David Hafler 1919–2003

All of us at Stereophile were saddened to learn of the death of audio pioneer David Hafler, who died Sunday, May 25 of complications of Parkinson's disease at St. Agnes Hospice in Philadelphia. Hafler was 84.

Hafler had an enormous influence on several generations of audiophiles and music lovers. A graduate in mathematics from the University of Pennsylvania, Hafler served as a communications specialist in the Coast Guard during the Second World War. In 1950, he founded Acrosound, a transformer manufacturer. In 1954, he founded Dynaco, a name that became synonymous with good sound and good value. Hafler's entire career was built on the concept of providing great performance at an affordable price.

His first company's "Dynakits"—preamps and power amplifiers in kit form—were assembled by hundreds of thousands of enthusiasts in the 1950s and '60s, a period when audio was primarily an engineering hobby and most good-sounding gear was built by its owners. Several Dynaco products from the period are still regarded as among the best ever made, including the ST-70, a 35Wpc stereo tube amplifier with a highly efficient push-pull output circuit. The ST-70 was the prototype for most similar designs that followed from other companies. The Dynaco Mk.II, a 50W amplifier, was featured in a media display in the Smithsonian's Museum of American History in Washington in the 1990s. (A detailed history of Dynaco can be seen here.) Hafler sold Dynaco to Tyco in 1968, but stayed on in an advisory capacity until 1971.

In 1972, he founded the David Hafler Co., continuing the tradition of inexpensive kits, but also offering pre-assembled products. The company produced many near-legendary preamps, among them the DH-101 and DH-110, and a line of MOSFET power amps, including the DH-200, DH-220, DH-500, and XL-280.

The DH-500 and XL-280 were among the earliest high-power amps available at accessible prices. Relatively easy to assemble and elegantly designed, Hafler products spawned a secondary industry in audiophile modifications, including the well-regarded work by Musical Concepts. Always pushing the boundaries of audio reproduction, Hafler did some of the earliest experiments in surround sound and ambience retrieval, including popularizing an ingenious method that extracts the difference signal from a stereo pair by wiring a third speaker across the hot leads.

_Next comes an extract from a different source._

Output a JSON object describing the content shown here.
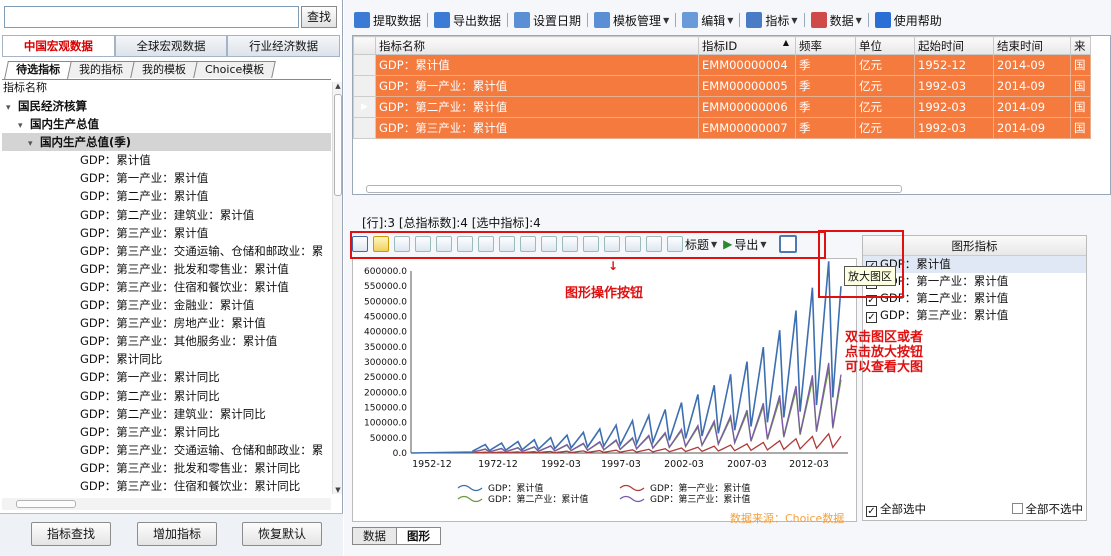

Hafler sold his namesake company in 1987 to the Rockford Corporation of Tempe, Arizona, where it is still based. The Hafler Company makes audio products primarily for the professional market, where the brand is valued for its excellent sound and reliability.

Hafler's name is permanently etched into the history of audio—along with those of Saul Marantz, Avery Fisher, and a handful of other pioneers who built the industry in the mid-20th century. David Hafler was inducted into the Audio Hall of Fame in 1984.

Hafler was buried Tuesday, May 27, at Mount Sharon Cemetery in Springfield, Delaware County, PA. His wife, Gertrude Schwinger, to whom he was married for more than 60 years, died in 2001. Hafler is survived by daughters Joan Cole and Diane Marinoff, son Eric, and by five grandchildren and two great-grandsons.